Problem to solve
The answer must be a single number: the count of lines in these records that hold "your".

BEGIN Given records

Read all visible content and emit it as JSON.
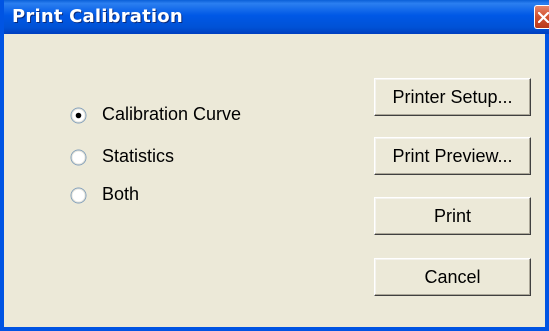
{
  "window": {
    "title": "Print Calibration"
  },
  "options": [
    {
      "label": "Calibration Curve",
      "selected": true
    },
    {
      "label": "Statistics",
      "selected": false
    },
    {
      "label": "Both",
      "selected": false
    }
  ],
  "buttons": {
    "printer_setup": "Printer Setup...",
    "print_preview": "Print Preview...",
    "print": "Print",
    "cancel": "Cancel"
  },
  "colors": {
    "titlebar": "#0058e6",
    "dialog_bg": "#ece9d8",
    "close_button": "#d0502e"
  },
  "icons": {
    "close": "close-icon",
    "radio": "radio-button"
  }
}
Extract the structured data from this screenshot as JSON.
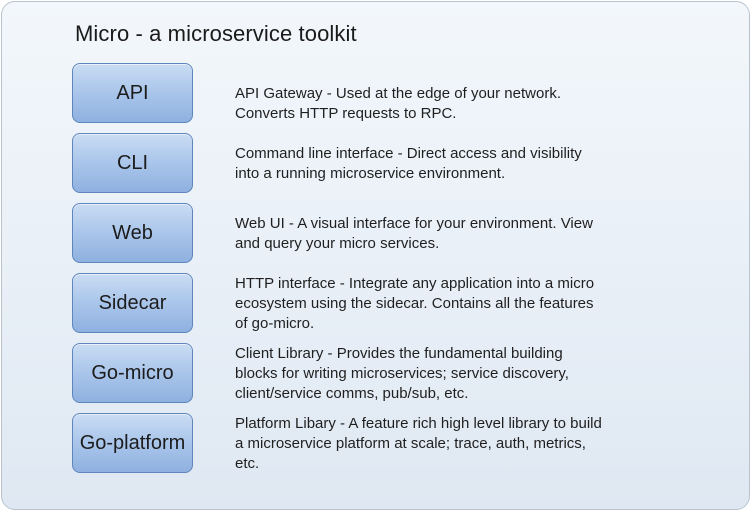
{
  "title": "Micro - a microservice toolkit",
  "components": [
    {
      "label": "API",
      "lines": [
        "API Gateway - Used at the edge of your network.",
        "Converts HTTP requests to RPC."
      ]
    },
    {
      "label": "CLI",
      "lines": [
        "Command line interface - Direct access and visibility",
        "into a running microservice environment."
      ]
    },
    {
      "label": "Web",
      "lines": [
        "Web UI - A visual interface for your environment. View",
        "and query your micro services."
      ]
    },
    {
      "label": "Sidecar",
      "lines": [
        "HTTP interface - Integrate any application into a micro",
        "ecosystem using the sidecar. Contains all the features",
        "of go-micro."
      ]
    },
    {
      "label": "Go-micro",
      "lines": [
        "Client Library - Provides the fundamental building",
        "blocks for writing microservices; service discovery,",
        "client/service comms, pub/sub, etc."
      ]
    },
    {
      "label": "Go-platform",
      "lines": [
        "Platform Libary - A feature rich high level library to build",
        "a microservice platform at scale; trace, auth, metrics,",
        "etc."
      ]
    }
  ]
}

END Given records

Exercise solution
3